What you need to do
Below are some records; return each one exactly as written.

• • • • •

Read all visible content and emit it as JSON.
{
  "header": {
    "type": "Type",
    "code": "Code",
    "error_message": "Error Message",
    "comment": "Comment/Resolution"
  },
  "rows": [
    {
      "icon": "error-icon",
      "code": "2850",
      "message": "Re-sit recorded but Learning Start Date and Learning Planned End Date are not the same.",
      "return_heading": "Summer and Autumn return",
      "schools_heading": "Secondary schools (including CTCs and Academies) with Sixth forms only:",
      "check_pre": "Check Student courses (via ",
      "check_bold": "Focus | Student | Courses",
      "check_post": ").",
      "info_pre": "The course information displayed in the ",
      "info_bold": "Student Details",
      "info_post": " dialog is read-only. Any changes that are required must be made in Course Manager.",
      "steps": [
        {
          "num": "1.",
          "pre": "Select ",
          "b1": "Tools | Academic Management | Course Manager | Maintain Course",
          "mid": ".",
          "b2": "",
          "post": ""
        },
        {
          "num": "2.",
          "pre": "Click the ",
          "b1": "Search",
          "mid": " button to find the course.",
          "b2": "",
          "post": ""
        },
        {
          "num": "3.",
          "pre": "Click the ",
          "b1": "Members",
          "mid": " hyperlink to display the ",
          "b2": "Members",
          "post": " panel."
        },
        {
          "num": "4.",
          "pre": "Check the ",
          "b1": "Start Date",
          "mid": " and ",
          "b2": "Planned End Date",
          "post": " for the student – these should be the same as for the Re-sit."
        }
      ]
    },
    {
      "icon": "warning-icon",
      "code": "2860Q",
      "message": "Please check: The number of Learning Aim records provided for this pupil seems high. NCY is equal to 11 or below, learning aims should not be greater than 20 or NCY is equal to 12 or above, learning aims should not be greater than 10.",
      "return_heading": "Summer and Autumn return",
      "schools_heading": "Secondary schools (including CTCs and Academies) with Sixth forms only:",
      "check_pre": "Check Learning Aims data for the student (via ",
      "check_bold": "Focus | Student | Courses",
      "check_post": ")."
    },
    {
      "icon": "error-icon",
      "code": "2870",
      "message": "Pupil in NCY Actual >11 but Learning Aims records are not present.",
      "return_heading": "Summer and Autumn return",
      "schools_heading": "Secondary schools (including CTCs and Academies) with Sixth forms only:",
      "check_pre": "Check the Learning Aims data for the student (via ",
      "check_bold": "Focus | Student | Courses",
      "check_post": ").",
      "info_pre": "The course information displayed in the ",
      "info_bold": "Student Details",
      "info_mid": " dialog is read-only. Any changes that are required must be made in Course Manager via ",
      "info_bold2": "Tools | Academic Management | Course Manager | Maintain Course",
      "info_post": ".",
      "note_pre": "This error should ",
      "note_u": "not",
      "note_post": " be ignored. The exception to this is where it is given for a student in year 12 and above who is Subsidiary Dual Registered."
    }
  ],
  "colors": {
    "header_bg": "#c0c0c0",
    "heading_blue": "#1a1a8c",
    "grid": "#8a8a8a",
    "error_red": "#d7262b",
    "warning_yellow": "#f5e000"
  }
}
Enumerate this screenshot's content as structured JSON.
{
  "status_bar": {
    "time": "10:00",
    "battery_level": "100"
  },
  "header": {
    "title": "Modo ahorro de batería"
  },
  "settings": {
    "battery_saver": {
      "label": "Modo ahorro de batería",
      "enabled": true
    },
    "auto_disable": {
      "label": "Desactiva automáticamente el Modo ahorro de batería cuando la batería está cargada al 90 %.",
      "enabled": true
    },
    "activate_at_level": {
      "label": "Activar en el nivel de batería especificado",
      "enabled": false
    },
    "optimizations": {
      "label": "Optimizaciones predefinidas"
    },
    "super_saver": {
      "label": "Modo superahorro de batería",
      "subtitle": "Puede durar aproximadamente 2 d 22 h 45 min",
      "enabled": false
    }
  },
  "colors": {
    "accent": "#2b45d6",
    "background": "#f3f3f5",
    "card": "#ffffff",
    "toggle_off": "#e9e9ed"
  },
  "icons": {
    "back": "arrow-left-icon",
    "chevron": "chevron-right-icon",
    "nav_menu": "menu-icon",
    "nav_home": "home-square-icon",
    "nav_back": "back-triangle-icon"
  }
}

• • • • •

Expected output
Read all visible content and emit it as JSON.
{
  "header": {
    "type": "Type",
    "code": "Code",
    "error_message": "Error Message",
    "comment": "Comment/Resolution"
  },
  "rows": [
    {
      "icon": "error-icon",
      "code": "2850",
      "message": "Re-sit recorded but Learning Start Date and Learning Planned End Date are not the same.",
      "return_heading": "Summer and Autumn return",
      "schools_heading": "Secondary schools (including CTCs and Academies) with Sixth forms only:",
      "check_pre": "Check Student courses (via ",
      "check_bold": "Focus | Student | Courses",
      "check_post": ").",
      "info_pre": "The course information displayed in the ",
      "info_bold": "Student Details",
      "info_post": " dialog is read-only. Any changes that are required must be made in Course Manager.",
      "steps": [
        {
          "num": "1.",
          "pre": "Select ",
          "b1": "Tools | Academic Management | Course Manager | Maintain Course",
          "mid": ".",
          "b2": "",
          "post": ""
        },
        {
          "num": "2.",
          "pre": "Click the ",
          "b1": "Search",
          "mid": " button to find the course.",
          "b2": "",
          "post": ""
        },
        {
          "num": "3.",
          "pre": "Click the ",
          "b1": "Members",
          "mid": " hyperlink to display the ",
          "b2": "Members",
          "post": " panel."
        },
        {
          "num": "4.",
          "pre": "Check the ",
          "b1": "Start Date",
          "mid": " and ",
          "b2": "Planned End Date",
          "post": " for the student – these should be the same as for the Re-sit."
        }
      ]
    },
    {
      "icon": "warning-icon",
      "code": "2860Q",
      "message": "Please check: The number of Learning Aim records provided for this pupil seems high. NCY is equal to 11 or below, learning aims should not be greater than 20 or NCY is equal to 12 or above, learning aims should not be greater than 10.",
      "return_heading": "Summer and Autumn return",
      "schools_heading": "Secondary schools (including CTCs and Academies) with Sixth forms only:",
      "check_pre": "Check Learning Aims data for the student (via ",
      "check_bold": "Focus | Student | Courses",
      "check_post": ")."
    },
    {
      "icon": "error-icon",
      "code": "2870",
      "message": "Pupil in NCY Actual >11 but Learning Aims records are not present.",
      "return_heading": "Summer and Autumn return",
      "schools_heading": "Secondary schools (including CTCs and Academies) with Sixth forms only:",
      "check_pre": "Check the Learning Aims data for the student (via ",
      "check_bold": "Focus | Student | Courses",
      "check_post": ").",
      "info_pre": "The course information displayed in the ",
      "info_bold": "Student Details",
      "info_mid": " dialog is read-only. Any changes that are required must be made in Course Manager via ",
      "info_bold2": "Tools | Academic Management | Course Manager | Maintain Course",
      "info_post": ".",
      "note_pre": "This error should ",
      "note_u": "not",
      "note_post": " be ignored. The exception to this is where it is given for a student in year 12 and above who is Subsidiary Dual Registered."
    }
  ],
  "colors": {
    "header_bg": "#c0c0c0",
    "heading_blue": "#1a1a8c",
    "grid": "#8a8a8a",
    "error_red": "#d7262b",
    "warning_yellow": "#f5e000"
  }
}
Enumerate this screenshot's content as structured JSON.
{
  "status_bar": {
    "time": "10:00",
    "battery_level": "100"
  },
  "header": {
    "title": "Modo ahorro de batería"
  },
  "settings": {
    "battery_saver": {
      "label": "Modo ahorro de batería",
      "enabled": true
    },
    "auto_disable": {
      "label": "Desactiva automáticamente el Modo ahorro de batería cuando la batería está cargada al 90 %.",
      "enabled": true
    },
    "activate_at_level": {
      "label": "Activar en el nivel de batería especificado",
      "enabled": false
    },
    "optimizations": {
      "label": "Optimizaciones predefinidas"
    },
    "super_saver": {
      "label": "Modo superahorro de batería",
      "subtitle": "Puede durar aproximadamente 2 d 22 h 45 min",
      "enabled": false
    }
  },
  "colors": {
    "accent": "#2b45d6",
    "background": "#f3f3f5",
    "card": "#ffffff",
    "toggle_off": "#e9e9ed"
  },
  "icons": {
    "back": "arrow-left-icon",
    "chevron": "chevron-right-icon",
    "nav_menu": "menu-icon",
    "nav_home": "home-square-icon",
    "nav_back": "back-triangle-icon"
  }
}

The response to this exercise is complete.